(What is being asked): Every record below should be printed again exactly, with its pictures removed.
== Segment start ==
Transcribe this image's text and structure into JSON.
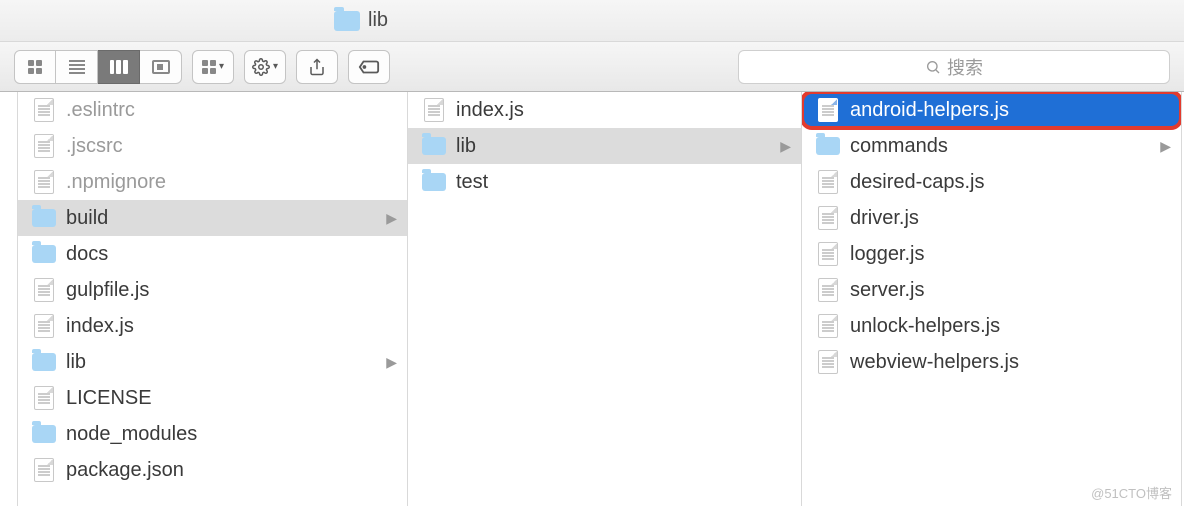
{
  "window": {
    "title": "lib"
  },
  "toolbar": {
    "search_placeholder": "搜索"
  },
  "columns": [
    {
      "items": [
        {
          "name": ".eslintrc",
          "type": "file",
          "dim": true
        },
        {
          "name": ".jscsrc",
          "type": "file",
          "dim": true
        },
        {
          "name": ".npmignore",
          "type": "file",
          "dim": true
        },
        {
          "name": "build",
          "type": "folder",
          "hasChildren": true,
          "selected": "grey"
        },
        {
          "name": "docs",
          "type": "folder"
        },
        {
          "name": "gulpfile.js",
          "type": "file"
        },
        {
          "name": "index.js",
          "type": "file"
        },
        {
          "name": "lib",
          "type": "folder",
          "hasChildren": true
        },
        {
          "name": "LICENSE",
          "type": "file"
        },
        {
          "name": "node_modules",
          "type": "folder"
        },
        {
          "name": "package.json",
          "type": "file"
        }
      ]
    },
    {
      "items": [
        {
          "name": "index.js",
          "type": "file"
        },
        {
          "name": "lib",
          "type": "folder",
          "hasChildren": true,
          "selected": "grey"
        },
        {
          "name": "test",
          "type": "folder"
        }
      ]
    },
    {
      "items": [
        {
          "name": "android-helpers.js",
          "type": "file",
          "selected": "blue",
          "highlight": true
        },
        {
          "name": "commands",
          "type": "folder",
          "hasChildren": true
        },
        {
          "name": "desired-caps.js",
          "type": "file"
        },
        {
          "name": "driver.js",
          "type": "file"
        },
        {
          "name": "logger.js",
          "type": "file"
        },
        {
          "name": "server.js",
          "type": "file"
        },
        {
          "name": "unlock-helpers.js",
          "type": "file"
        },
        {
          "name": "webview-helpers.js",
          "type": "file"
        }
      ]
    }
  ],
  "watermark": "@51CTO博客"
}
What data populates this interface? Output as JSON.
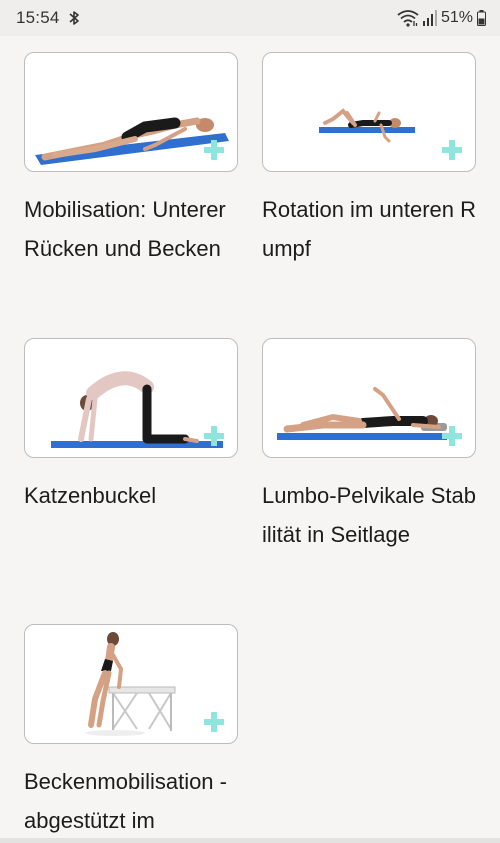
{
  "status_bar": {
    "time": "15:54",
    "battery": "51%"
  },
  "exercises": [
    {
      "title": "Mobilisation: Unterer Rücken und Becken",
      "thumbnail_icon": "supine-lying-figure"
    },
    {
      "title": "Rotation im unteren Rumpf",
      "thumbnail_icon": "supine-rotation-figure"
    },
    {
      "title": "Katzenbuckel",
      "thumbnail_icon": "cat-cow-figure"
    },
    {
      "title": "Lumbo-Pelvikale Stabilität in Seitlage",
      "thumbnail_icon": "side-lying-figure"
    },
    {
      "title": "Beckenmobilisation -abgestützt im",
      "thumbnail_icon": "standing-table-figure"
    }
  ],
  "colors": {
    "background": "#f6f5f3",
    "mat_blue": "#2f6fd0",
    "add_icon": "#8ee5dd"
  },
  "add_icon": "plus-icon"
}
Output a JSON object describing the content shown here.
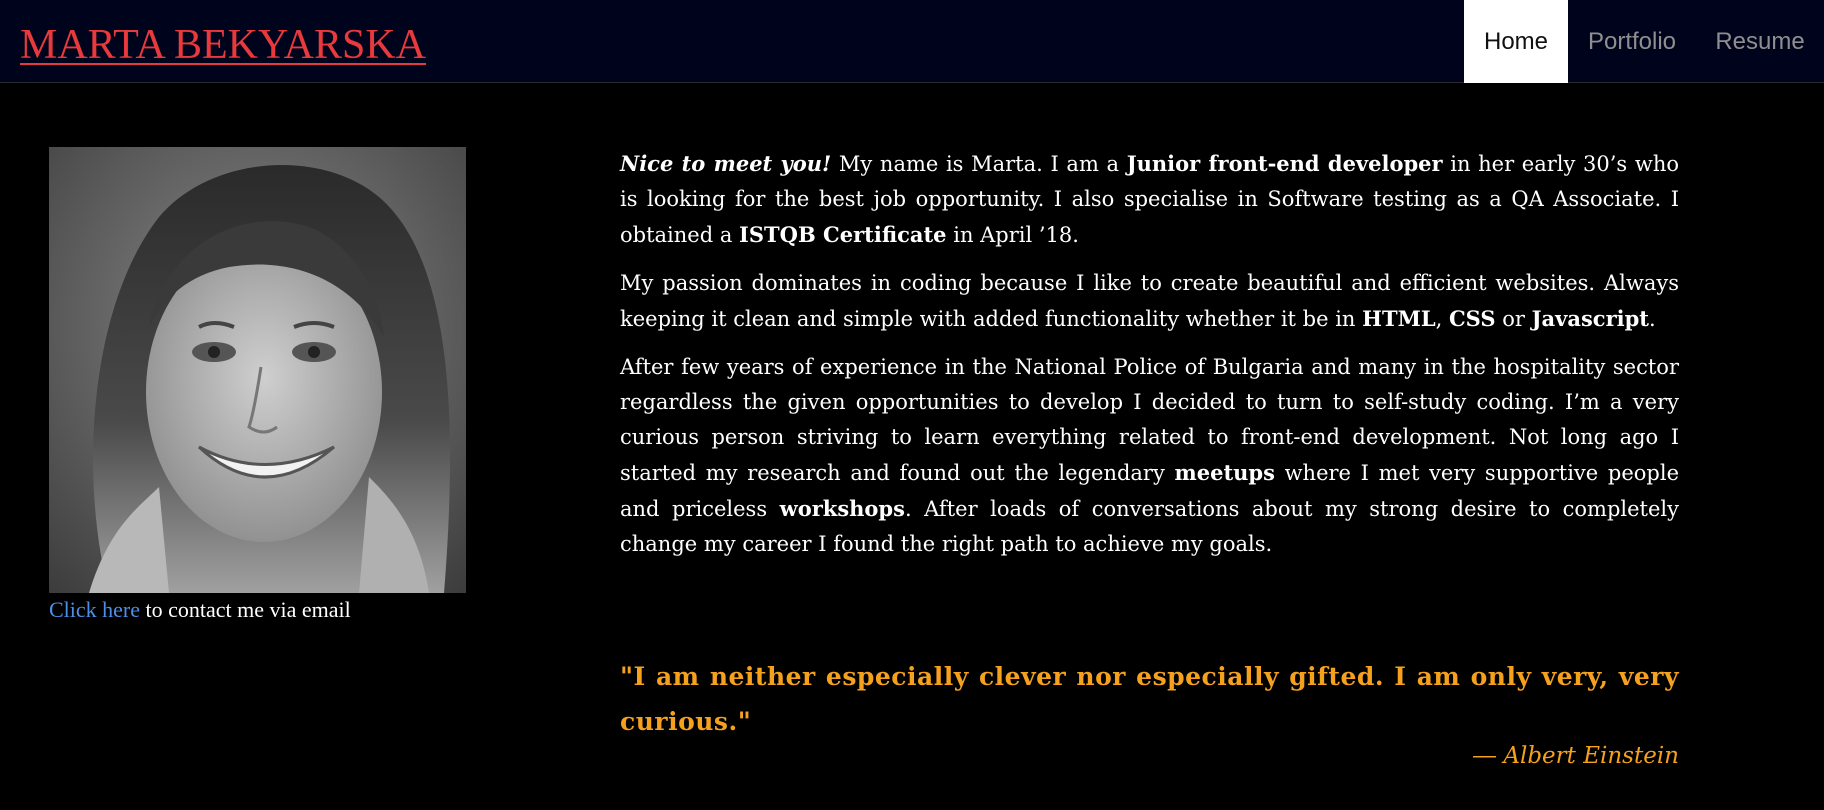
{
  "header": {
    "brand": "MARTA BEKYARSKA",
    "nav": [
      {
        "label": "Home",
        "active": true
      },
      {
        "label": "Portfolio",
        "active": false
      },
      {
        "label": "Resume",
        "active": false
      }
    ]
  },
  "contact": {
    "link_text": "Click here",
    "rest_text": " to contact me via email"
  },
  "bio": {
    "p1": {
      "intro": "Nice to meet you!",
      "t1": " My name is Marta. I am a ",
      "role": "Junior front-end developer",
      "t2": " in her early 30’s who is looking for the best job opportunity. I also specialise in Software testing as a QA Associate. I obtained a ",
      "cert": "ISTQB Certificate",
      "t3": " in April ’18."
    },
    "p2": {
      "t1": "My passion dominates in coding because I like to create beautiful and efficient websites. Always keeping it clean and simple with added functionality whether it be in ",
      "html": "HTML",
      "sep1": ", ",
      "css": "CSS",
      "sep2": " or ",
      "js": "Javascript",
      "end": "."
    },
    "p3": {
      "t1": "After few years of experience in the National Police of Bulgaria and many in the hospitality sector regardless the given opportunities to develop I decided to turn to self-study coding. I’m a very curious person striving to learn everything related to front-end development. Not long ago I started my research and found out the legendary ",
      "meetups": "meetups",
      "t2": " where I met very supportive people and priceless ",
      "workshops": "workshops",
      "t3": ". After loads of conversations about my strong desire to completely change my career I found the right path to achieve my goals."
    }
  },
  "quote": {
    "text": "\"I am neither especially clever nor especially gifted. I am only very, very curious.\"",
    "author": "― Albert Einstein"
  },
  "colors": {
    "nav_bg": "#00031c",
    "brand": "#e8393c",
    "link": "#4d8fe6",
    "quote": "#f5a11d"
  }
}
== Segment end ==
(Output for this exercise):
Transcribe this image's text and structure into JSON.
{
  "window": {
    "title": "lib"
  },
  "toolbar": {
    "search_placeholder": "搜索"
  },
  "columns": [
    {
      "items": [
        {
          "name": ".eslintrc",
          "type": "file",
          "dim": true
        },
        {
          "name": ".jscsrc",
          "type": "file",
          "dim": true
        },
        {
          "name": ".npmignore",
          "type": "file",
          "dim": true
        },
        {
          "name": "build",
          "type": "folder",
          "hasChildren": true,
          "selected": "grey"
        },
        {
          "name": "docs",
          "type": "folder"
        },
        {
          "name": "gulpfile.js",
          "type": "file"
        },
        {
          "name": "index.js",
          "type": "file"
        },
        {
          "name": "lib",
          "type": "folder",
          "hasChildren": true
        },
        {
          "name": "LICENSE",
          "type": "file"
        },
        {
          "name": "node_modules",
          "type": "folder"
        },
        {
          "name": "package.json",
          "type": "file"
        }
      ]
    },
    {
      "items": [
        {
          "name": "index.js",
          "type": "file"
        },
        {
          "name": "lib",
          "type": "folder",
          "hasChildren": true,
          "selected": "grey"
        },
        {
          "name": "test",
          "type": "folder"
        }
      ]
    },
    {
      "items": [
        {
          "name": "android-helpers.js",
          "type": "file",
          "selected": "blue",
          "highlight": true
        },
        {
          "name": "commands",
          "type": "folder",
          "hasChildren": true
        },
        {
          "name": "desired-caps.js",
          "type": "file"
        },
        {
          "name": "driver.js",
          "type": "file"
        },
        {
          "name": "logger.js",
          "type": "file"
        },
        {
          "name": "server.js",
          "type": "file"
        },
        {
          "name": "unlock-helpers.js",
          "type": "file"
        },
        {
          "name": "webview-helpers.js",
          "type": "file"
        }
      ]
    }
  ],
  "watermark": "@51CTO博客"
}
What data populates this interface? Output as JSON.
{
  "status_bar": {
    "time": "15:54",
    "battery": "51%"
  },
  "exercises": [
    {
      "title": "Mobilisation: Unterer Rücken und Becken",
      "thumbnail_icon": "supine-lying-figure"
    },
    {
      "title": "Rotation im unteren Rumpf",
      "thumbnail_icon": "supine-rotation-figure"
    },
    {
      "title": "Katzenbuckel",
      "thumbnail_icon": "cat-cow-figure"
    },
    {
      "title": "Lumbo-Pelvikale Stabilität in Seitlage",
      "thumbnail_icon": "side-lying-figure"
    },
    {
      "title": "Beckenmobilisation -abgestützt im",
      "thumbnail_icon": "standing-table-figure"
    }
  ],
  "colors": {
    "background": "#f6f5f3",
    "mat_blue": "#2f6fd0",
    "add_icon": "#8ee5dd"
  },
  "add_icon": "plus-icon"
}
Output a JSON object describing the content shown here.
{
  "header": {
    "brand": "MARTA BEKYARSKA",
    "nav": [
      {
        "label": "Home",
        "active": true
      },
      {
        "label": "Portfolio",
        "active": false
      },
      {
        "label": "Resume",
        "active": false
      }
    ]
  },
  "contact": {
    "link_text": "Click here",
    "rest_text": " to contact me via email"
  },
  "bio": {
    "p1": {
      "intro": "Nice to meet you!",
      "t1": " My name is Marta. I am a ",
      "role": "Junior front-end developer",
      "t2": " in her early 30’s who is looking for the best job opportunity. I also specialise in Software testing as a QA Associate. I obtained a ",
      "cert": "ISTQB Certificate",
      "t3": " in April ’18."
    },
    "p2": {
      "t1": "My passion dominates in coding because I like to create beautiful and efficient websites. Always keeping it clean and simple with added functionality whether it be in ",
      "html": "HTML",
      "sep1": ", ",
      "css": "CSS",
      "sep2": " or ",
      "js": "Javascript",
      "end": "."
    },
    "p3": {
      "t1": "After few years of experience in the National Police of Bulgaria and many in the hospitality sector regardless the given opportunities to develop I decided to turn to self-study coding. I’m a very curious person striving to learn everything related to front-end development. Not long ago I started my research and found out the legendary ",
      "meetups": "meetups",
      "t2": " where I met very supportive people and priceless ",
      "workshops": "workshops",
      "t3": ". After loads of conversations about my strong desire to completely change my career I found the right path to achieve my goals."
    }
  },
  "quote": {
    "text": "\"I am neither especially clever nor especially gifted. I am only very, very curious.\"",
    "author": "― Albert Einstein"
  },
  "colors": {
    "nav_bg": "#00031c",
    "brand": "#e8393c",
    "link": "#4d8fe6",
    "quote": "#f5a11d"
  }
}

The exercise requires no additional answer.